The lights. The music. The flashing animated rabbit declaring who got a strike, and who got a split. The little guests so delighted to be together, to celebrate their friend, to practice new wobbly math skills to understand the score.

Some children used a ramp-like contraption which in effect bowled the ball for them. My own bowled analog, but pitched each ball more downward than forward. The games progressed in a spirit of amped-up camaraderie, and though I only had to get ice for one wounded child who had stuck her hand into the unforgiving maw of the ball dispenser, it is safe to say that we were all overstimulated.

Soon enough we moved to a party room, where a vast super hero cake lorded over a populous congregation of smaller cupcakes. Bowls of candy overflowed in the middle of the table and balloons bobbed to the ceiling. As hot dogs and pizza slices were passed around and punch was spilled on the tablecloth, the hostess drew my remaining, fractured attention to some food geared towards an adult palate.

And that is when I met the Mango Chow for the first time in my life, and I found something to zero my focus in upon.

Be careful! my friend warned, as I spooned some orange cubes flecked with . . . could those be wee wisps of green herb? Slivers of garlic? It can be a bit spicy, she said.

There is something so pure about mango. The hue of ripe mango flesh has a smooth, unvariegated intensity and gloss. But the arc of flavor is phenonemal. Some fruits are elemental: think apple, banana. But mango is already complex. Some claim it’s too sweet, but in reality, it’s the acidity and the almost delicate dusty flavor at the finish that make it so special for me. I love mango by itself. My kids beg for sliced mango as a dessert, and can frequently be heard squabbling over who gets to suck the pit.

If plain old mango is a party in the mouth, one could postulate that salting and spicing a mango would be like gilding the lily: too much. But this kind of salad is more like bejewling the mango, playing to its natural beauty. It’s like draping a beautiful person in beautiful fabric.
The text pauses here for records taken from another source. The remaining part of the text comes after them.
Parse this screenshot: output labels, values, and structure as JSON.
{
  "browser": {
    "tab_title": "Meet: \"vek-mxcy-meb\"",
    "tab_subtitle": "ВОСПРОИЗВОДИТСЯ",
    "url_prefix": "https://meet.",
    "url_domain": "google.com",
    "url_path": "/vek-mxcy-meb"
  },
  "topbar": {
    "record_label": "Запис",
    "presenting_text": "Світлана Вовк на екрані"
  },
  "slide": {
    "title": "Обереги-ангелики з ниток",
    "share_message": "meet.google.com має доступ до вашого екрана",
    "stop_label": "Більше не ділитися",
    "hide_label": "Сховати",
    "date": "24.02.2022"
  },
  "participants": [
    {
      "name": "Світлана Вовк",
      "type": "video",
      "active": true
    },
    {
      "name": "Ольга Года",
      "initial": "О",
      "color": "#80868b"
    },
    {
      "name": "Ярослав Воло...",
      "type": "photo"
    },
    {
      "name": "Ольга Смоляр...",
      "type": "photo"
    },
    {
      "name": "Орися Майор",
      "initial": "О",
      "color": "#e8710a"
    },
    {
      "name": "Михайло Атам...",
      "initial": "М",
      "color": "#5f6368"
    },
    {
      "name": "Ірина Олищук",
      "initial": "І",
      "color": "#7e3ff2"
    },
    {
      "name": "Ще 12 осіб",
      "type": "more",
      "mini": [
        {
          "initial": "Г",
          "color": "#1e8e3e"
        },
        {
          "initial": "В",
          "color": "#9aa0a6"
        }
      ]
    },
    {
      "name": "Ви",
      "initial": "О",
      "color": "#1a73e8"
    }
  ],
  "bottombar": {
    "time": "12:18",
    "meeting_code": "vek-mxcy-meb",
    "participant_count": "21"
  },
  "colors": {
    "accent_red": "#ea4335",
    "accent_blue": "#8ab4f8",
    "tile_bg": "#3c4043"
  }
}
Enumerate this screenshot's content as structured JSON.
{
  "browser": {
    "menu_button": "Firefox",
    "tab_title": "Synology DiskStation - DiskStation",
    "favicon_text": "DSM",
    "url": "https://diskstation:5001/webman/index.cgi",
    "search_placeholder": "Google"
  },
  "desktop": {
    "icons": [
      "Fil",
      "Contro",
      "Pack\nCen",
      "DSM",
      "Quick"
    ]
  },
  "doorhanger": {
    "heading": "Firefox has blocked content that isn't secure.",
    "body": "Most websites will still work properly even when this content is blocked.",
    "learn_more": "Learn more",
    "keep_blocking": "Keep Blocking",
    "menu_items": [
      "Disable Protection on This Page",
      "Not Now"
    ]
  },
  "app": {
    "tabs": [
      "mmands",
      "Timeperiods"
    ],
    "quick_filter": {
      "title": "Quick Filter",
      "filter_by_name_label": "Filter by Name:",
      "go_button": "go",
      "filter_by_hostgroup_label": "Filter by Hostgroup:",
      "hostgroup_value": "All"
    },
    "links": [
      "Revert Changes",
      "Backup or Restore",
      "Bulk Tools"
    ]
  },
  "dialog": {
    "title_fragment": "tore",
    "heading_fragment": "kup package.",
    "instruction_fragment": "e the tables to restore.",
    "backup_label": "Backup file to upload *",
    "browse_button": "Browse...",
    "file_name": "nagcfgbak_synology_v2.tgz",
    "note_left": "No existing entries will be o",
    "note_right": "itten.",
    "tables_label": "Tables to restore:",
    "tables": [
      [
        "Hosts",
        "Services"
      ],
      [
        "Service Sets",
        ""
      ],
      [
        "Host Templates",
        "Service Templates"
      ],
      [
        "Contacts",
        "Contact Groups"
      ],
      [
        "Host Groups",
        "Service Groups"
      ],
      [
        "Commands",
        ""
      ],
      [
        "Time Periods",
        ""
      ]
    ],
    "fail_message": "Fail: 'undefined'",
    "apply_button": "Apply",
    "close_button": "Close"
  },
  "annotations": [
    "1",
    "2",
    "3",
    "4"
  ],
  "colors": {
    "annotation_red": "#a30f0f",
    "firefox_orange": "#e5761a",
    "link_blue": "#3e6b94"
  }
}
Memorial day is this weekend. This salad, with garlic, lime, chilis, and herbs, it just what you want on your table. No lie.

Trinidad Chow


4 cups cubed fruit (try it first with mango! pineapple makes sense, too! throw some halved grapes in!)

6-8 culantro (use cilantro if you can’t find culantro)

2-3 garlic cloves

Hot pepper to taste, sliced or minced — eg. habanero or scotch bonnet, or hot pepper sauce


Lime juice


1. Mince culantro (or cilantro) and hot pepper.

2. Crush, grate, or mince garlic.

3. Peel fruits, if required.

4. Cut fruit into bite sized pieces.

5. Season to taste with minced culantro, hot pepper/s, garlic and salt.

6. Toss all ingredients together.

7. EAT.